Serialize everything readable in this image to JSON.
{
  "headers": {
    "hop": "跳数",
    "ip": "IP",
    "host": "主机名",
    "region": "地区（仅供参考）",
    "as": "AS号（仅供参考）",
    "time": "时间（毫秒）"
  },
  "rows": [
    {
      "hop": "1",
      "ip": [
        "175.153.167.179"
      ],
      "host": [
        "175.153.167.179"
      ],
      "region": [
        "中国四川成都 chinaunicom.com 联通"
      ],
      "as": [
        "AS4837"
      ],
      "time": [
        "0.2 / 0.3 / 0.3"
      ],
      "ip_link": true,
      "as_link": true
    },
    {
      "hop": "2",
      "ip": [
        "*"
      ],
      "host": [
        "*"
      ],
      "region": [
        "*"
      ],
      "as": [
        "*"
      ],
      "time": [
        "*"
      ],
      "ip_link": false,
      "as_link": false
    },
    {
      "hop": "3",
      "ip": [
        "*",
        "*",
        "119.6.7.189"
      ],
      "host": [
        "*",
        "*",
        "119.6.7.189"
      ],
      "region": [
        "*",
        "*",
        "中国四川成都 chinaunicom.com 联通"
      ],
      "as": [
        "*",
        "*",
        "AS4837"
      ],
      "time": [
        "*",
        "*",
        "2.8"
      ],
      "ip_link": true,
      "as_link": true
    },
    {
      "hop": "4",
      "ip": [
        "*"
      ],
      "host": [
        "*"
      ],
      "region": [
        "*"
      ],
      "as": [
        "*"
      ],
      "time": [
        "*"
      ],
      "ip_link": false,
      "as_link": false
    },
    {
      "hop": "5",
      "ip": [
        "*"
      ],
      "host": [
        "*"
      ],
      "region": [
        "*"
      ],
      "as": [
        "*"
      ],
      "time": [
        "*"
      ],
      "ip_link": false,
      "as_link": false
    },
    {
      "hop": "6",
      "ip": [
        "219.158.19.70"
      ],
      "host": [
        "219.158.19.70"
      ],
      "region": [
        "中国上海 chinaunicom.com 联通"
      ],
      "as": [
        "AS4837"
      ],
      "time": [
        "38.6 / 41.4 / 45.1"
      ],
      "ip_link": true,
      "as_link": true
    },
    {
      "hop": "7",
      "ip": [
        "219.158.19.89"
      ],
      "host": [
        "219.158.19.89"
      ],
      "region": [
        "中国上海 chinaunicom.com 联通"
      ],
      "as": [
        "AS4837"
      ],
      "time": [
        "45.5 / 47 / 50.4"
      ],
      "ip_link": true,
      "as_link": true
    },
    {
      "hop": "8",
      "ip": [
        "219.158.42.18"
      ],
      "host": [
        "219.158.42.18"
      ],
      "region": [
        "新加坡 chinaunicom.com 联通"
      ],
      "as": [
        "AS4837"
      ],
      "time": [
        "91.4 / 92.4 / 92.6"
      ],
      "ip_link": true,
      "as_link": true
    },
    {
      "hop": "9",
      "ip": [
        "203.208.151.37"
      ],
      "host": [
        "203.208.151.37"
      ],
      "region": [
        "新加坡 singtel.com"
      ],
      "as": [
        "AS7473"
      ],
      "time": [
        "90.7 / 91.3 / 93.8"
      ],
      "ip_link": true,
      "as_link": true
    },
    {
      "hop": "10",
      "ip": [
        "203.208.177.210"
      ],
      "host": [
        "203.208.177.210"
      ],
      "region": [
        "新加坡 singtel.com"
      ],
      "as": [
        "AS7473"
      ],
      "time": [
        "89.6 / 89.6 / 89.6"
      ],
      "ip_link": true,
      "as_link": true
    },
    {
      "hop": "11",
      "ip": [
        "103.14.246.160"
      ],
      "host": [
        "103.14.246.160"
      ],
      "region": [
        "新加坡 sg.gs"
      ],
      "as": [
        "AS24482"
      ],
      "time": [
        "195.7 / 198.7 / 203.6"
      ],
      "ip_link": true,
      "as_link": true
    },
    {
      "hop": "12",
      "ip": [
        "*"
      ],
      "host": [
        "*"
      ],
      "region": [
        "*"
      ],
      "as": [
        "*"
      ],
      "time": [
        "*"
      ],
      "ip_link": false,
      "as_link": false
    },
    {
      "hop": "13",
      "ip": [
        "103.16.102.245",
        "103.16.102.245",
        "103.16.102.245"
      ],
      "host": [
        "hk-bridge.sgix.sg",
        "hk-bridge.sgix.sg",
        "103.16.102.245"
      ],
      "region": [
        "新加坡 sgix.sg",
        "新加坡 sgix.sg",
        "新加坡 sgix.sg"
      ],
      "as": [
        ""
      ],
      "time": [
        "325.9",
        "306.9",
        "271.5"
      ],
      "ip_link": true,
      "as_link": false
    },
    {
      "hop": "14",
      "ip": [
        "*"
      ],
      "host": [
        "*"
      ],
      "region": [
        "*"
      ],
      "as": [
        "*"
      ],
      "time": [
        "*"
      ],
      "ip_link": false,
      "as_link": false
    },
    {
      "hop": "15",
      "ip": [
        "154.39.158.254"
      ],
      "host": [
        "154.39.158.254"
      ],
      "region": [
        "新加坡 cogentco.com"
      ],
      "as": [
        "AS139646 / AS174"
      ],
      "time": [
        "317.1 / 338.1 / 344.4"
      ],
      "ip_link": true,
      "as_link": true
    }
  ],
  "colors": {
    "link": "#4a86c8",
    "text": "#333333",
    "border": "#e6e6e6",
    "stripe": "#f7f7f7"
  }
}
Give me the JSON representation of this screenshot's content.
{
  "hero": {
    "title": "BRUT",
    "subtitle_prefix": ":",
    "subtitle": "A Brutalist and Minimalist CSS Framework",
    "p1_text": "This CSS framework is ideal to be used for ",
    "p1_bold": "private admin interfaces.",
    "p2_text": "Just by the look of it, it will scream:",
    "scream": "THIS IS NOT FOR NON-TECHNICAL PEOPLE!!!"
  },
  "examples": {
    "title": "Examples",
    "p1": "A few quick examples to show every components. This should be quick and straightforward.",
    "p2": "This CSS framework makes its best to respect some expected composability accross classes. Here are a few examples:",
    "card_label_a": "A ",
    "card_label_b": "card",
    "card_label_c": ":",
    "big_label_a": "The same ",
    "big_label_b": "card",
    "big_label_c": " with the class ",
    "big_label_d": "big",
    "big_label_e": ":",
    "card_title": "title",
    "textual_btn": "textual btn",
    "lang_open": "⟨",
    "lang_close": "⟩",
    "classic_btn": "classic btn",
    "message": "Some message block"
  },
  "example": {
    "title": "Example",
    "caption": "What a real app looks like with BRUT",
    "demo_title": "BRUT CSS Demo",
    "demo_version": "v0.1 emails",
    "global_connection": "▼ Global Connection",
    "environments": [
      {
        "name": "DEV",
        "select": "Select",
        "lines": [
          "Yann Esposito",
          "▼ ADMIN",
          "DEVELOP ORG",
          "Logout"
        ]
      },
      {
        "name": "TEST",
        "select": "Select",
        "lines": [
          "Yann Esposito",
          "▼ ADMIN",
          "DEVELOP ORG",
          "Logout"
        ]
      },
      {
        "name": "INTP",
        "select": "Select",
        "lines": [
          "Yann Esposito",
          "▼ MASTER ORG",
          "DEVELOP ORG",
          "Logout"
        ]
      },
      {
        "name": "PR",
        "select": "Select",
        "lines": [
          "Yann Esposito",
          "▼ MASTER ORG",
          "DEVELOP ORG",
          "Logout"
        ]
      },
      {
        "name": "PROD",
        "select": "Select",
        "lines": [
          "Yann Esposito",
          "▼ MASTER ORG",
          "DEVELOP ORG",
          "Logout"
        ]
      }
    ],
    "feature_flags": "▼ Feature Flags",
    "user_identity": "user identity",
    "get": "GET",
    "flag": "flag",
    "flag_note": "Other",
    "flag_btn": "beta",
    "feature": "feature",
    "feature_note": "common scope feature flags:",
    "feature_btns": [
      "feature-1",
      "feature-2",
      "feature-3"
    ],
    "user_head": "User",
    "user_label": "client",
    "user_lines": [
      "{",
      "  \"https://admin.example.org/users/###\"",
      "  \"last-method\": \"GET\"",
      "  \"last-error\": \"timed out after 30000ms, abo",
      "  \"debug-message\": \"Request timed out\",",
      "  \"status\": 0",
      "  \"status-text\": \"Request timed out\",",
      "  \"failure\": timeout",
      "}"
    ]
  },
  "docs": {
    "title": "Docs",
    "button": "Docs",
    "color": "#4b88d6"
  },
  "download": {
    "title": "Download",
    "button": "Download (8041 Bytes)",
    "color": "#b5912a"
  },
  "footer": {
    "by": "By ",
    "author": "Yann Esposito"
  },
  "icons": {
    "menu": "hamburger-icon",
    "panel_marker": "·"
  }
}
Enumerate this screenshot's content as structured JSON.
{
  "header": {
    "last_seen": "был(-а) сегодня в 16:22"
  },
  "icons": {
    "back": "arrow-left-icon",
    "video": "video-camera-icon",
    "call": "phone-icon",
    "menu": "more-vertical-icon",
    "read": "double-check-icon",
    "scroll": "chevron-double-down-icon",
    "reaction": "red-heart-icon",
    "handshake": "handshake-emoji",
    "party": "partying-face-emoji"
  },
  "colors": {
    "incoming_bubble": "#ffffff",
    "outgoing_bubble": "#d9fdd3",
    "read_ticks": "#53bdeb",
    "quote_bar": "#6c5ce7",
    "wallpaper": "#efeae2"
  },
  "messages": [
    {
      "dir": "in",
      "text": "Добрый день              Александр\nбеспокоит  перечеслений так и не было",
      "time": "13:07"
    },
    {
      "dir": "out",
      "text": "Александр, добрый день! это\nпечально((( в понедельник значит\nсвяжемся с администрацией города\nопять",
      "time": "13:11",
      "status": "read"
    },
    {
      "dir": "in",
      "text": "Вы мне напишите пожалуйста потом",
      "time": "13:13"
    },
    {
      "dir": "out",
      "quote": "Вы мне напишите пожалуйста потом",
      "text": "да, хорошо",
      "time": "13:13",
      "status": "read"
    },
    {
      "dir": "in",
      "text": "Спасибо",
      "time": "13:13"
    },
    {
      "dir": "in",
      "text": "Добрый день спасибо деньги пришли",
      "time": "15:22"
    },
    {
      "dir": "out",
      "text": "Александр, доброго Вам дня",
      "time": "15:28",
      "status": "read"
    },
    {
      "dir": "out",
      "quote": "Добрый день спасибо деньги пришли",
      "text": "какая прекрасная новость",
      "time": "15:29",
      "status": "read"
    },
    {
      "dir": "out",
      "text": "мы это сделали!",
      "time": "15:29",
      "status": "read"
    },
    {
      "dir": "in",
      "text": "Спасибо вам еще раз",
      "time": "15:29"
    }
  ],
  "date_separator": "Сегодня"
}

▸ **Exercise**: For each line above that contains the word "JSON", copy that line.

▸ **Worked solution**:
Serialize everything readable in this image to JSON.
Give me the JSON representation of this screenshot's content.
Enumerate this screenshot's content as structured JSON.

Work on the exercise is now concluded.